Forecasters predict a normal to slightly higher rainy season this summer. Anyone who has been in Arizona for any length of time knows that even slightly above average rainfall during the monsoon can also be a predictor of a dangerous situation over the next few months. Damaging summer storms can sweep the state with torrential rains, lightning, blinding dust storms and high winds. As these storms form over the mountains and rumble through the desert, people should be aware of the potential dangers that come with the summer rainy season.
Public safety officials who routinely deal with accidents, floods and water rescues during the monsoon want the public to know how to navigate safely during potential storms.
Driving in a dust storm is dangerous and can often be avoided, authorities say. Drivers and their passengers should do their part by planning ahead if there are threats of dust storms.
Changing travel plans is better than trying to drive in dangerous conditions. But those on the road when a dust storm suddenly appears should get off the highway as quickly and safely as possible. Don’t drive in a dust storm.
Tips for drivers facing a dust storm:
*Avoid driving in or through a dust storm.
*If you encounter a dust storm, immediately check traffic around your vehicle (front, back and to the sides) and start slowing down.
*Don’t wait until poor visibility makes it difficult to leave the roadway safely — do it as soon as possible. Get off the freeway completely if possible.
*Do not stop in a traffic lane or in the emergency lane; look for a safe place to completely exit the paved portion of the roadway.
*Stop the vehicle in a position that ensures it is a safe distance from the main road and away from where other vehicles may be passing.
* Turn off all vehicle lights, including emergency flashers.
* Activate the emergency brake and take your foot off the brake.
*Stay in the vehicle with seat belts fastened and wait for the storm to pass.
*Drivers of prestigious vehicles should pay particular attention to changing weather conditions and travel at reduced speeds.
*A driver’s alertness and ability to drive safely are still the primary factors in preventing collisions.
Flash flooding is also a hazard during the monsoon, according to the Maricopa County Flood Control District.
With a significant number of washouts, Fountain Hills is a community with great potential for flash flooding.
A flash flood is a fast-moving flood in low-lying areas such as washes and canyons. Flash floods occur after intense thunderstorms that drop large amounts of rain in a short time. When this happens, the soil cannot absorb the water fast enough, so it collects in the channels and runs downward.
Flash floods are often preceded by a debris flow that contains rocks, brush, logs, and whatever else it picks up along the way.
Many times a flash flood occurs when no rain has fallen in the immediate area. In the desert southwest, this situation can become very dangerous for people engaged in outdoor activities such as hiking and off-roading and for motorists in general.
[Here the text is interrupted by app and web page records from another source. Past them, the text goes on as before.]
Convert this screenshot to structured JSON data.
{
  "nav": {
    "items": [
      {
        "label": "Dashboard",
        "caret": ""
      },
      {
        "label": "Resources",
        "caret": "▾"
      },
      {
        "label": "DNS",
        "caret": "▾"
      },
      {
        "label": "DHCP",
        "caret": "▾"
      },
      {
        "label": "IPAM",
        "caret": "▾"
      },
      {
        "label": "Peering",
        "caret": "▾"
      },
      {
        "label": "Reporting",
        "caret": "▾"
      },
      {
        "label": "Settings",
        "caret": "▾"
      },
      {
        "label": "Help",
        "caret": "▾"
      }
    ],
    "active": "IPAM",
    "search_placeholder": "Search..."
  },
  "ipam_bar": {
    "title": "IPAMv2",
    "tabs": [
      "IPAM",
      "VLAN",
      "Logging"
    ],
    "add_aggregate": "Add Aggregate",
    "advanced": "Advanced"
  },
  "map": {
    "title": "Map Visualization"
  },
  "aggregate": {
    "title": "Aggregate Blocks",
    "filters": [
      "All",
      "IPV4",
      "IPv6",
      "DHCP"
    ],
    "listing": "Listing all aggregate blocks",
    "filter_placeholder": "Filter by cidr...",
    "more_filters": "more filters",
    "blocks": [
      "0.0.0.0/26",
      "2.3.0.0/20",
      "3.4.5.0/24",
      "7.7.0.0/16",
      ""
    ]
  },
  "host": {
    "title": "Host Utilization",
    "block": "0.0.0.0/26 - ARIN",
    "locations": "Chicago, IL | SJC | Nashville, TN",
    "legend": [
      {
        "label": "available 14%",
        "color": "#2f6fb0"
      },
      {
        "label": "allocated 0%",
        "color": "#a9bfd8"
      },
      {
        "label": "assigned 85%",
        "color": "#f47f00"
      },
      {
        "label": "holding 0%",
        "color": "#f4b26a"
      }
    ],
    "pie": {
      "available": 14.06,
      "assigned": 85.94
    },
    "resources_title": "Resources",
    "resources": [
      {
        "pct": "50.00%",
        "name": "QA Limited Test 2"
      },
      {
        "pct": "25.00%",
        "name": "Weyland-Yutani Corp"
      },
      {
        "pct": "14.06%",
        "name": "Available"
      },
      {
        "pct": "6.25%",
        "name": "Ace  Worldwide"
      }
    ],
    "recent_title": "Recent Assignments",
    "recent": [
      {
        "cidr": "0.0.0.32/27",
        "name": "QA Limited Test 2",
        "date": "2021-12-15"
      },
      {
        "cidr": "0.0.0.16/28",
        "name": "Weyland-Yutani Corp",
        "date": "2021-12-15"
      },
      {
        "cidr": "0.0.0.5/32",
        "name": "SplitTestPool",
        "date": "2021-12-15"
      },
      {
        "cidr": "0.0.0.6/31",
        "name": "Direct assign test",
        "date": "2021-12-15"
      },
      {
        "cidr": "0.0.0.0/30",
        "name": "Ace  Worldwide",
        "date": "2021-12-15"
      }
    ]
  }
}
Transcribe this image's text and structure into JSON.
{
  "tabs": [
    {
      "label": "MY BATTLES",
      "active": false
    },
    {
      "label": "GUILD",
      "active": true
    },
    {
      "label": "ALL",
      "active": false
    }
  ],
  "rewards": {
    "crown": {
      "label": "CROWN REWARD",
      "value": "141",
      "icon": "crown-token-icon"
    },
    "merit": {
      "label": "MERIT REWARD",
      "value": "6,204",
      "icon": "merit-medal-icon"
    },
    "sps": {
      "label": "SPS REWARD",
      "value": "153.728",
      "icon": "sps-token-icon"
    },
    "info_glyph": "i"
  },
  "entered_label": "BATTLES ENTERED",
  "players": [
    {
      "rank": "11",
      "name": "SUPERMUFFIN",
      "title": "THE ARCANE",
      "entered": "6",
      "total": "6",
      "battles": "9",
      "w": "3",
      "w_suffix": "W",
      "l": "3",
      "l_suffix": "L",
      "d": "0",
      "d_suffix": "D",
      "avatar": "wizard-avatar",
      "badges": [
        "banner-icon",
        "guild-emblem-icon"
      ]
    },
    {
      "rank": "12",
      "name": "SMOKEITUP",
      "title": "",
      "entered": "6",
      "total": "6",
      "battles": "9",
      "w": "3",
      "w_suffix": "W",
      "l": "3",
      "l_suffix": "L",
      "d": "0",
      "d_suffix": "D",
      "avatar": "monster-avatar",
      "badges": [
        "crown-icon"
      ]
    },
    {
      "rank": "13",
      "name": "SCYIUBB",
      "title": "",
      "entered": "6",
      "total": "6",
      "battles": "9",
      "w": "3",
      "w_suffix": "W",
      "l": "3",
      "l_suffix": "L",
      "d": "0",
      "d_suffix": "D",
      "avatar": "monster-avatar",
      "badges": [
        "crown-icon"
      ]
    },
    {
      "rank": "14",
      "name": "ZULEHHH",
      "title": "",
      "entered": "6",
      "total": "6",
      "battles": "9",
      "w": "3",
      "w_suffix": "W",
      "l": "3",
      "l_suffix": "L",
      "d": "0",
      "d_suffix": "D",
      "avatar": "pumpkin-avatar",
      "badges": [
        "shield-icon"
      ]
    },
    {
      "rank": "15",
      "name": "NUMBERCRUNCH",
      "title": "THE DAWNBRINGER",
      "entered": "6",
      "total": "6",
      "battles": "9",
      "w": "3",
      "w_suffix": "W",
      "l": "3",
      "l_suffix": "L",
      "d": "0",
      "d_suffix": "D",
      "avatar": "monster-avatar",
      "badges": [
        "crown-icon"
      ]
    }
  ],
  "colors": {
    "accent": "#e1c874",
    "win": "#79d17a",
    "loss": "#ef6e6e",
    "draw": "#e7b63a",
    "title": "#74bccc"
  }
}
Flash floods are extremely dangerous because they happen quickly and often without warning. Areas that have the potential for flash flooding should be avoided when thunderstorms are nearby.
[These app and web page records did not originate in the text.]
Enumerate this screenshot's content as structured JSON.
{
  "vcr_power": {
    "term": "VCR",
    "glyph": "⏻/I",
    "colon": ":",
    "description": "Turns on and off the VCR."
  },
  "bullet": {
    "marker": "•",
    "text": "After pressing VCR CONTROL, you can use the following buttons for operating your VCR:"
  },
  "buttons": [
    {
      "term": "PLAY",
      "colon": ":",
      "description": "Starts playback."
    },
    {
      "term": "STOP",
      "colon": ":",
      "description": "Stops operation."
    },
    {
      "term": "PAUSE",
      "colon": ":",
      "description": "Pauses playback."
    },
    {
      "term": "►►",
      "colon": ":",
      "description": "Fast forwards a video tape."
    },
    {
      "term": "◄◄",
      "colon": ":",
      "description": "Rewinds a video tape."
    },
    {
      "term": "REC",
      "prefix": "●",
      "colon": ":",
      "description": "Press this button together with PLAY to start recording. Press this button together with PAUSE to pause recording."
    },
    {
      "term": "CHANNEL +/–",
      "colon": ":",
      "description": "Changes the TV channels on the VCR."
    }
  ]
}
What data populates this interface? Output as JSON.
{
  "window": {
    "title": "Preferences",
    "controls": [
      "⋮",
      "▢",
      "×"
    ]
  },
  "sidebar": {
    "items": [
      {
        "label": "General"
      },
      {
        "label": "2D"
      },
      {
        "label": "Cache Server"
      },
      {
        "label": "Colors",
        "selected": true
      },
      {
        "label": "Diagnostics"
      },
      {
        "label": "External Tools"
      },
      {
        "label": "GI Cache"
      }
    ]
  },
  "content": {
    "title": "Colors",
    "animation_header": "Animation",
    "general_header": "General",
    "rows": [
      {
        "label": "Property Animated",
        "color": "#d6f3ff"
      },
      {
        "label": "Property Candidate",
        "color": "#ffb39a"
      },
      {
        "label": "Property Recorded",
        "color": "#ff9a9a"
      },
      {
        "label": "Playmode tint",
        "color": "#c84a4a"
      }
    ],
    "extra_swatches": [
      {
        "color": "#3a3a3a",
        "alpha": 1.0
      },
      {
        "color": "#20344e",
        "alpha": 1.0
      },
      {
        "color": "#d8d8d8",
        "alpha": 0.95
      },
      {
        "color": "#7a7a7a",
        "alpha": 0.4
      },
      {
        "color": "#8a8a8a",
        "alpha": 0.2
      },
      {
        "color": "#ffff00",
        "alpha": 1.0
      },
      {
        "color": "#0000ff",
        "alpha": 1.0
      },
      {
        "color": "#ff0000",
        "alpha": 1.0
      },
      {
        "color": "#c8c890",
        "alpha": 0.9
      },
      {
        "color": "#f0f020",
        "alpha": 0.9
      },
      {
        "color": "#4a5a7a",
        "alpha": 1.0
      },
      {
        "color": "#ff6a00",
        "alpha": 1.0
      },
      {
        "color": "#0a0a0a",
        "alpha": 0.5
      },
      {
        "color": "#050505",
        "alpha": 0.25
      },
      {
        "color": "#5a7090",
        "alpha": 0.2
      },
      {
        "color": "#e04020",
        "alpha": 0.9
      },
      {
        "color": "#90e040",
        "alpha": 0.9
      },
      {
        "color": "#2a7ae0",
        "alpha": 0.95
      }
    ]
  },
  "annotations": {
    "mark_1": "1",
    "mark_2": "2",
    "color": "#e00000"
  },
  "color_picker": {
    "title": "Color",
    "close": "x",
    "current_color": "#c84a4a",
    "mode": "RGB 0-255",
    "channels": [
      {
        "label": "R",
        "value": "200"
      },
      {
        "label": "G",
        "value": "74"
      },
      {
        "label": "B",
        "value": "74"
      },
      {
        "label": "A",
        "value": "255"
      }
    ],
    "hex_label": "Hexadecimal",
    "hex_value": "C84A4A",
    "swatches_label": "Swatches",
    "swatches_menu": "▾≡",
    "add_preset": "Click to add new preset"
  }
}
A vehicle is not a safe haven during a flash flood. Fifty percent of flash flood-related deaths occur when drivers attempt to drive through flooded washout areas. Do not attempt to cross a causeway covered by floodwater – flooding may mask damage to the pavement below. Just two feet of water can float even a large truck or SUV.
Find another route or wait. Most flash floods dissipate in about an hour.
The City of Fountain Hills is preparing for the upcoming monsoons by taking steps to reduce hazardous debris flows that reduce flooding as well as the amount of cleanup after a storm passes.
Public Works Director Justin Weldy also said the city is well equipped to respond more effectively to emergency cleanup.
Public safety officials have a key warning for motorists on the roads during a storm. Fire Chief Dave Ott and MCSO Captain Larry Kratzer remind people to stay safe and never enter a flooded laundry. “Drive, don’t drown.”
With the potential rains that come with the monsoon, the City of Fountain Hills is ready to offer sandbags to residents who need a barrier to help protect their property.
The bagging station will be at Fire Station #1 on Palisades Blvd. at Avenue des Fontaines. There is a limit of seven bags per person with sand, shovel and bags provided. Sometimes the labor to fill the bags may be available for those who need it.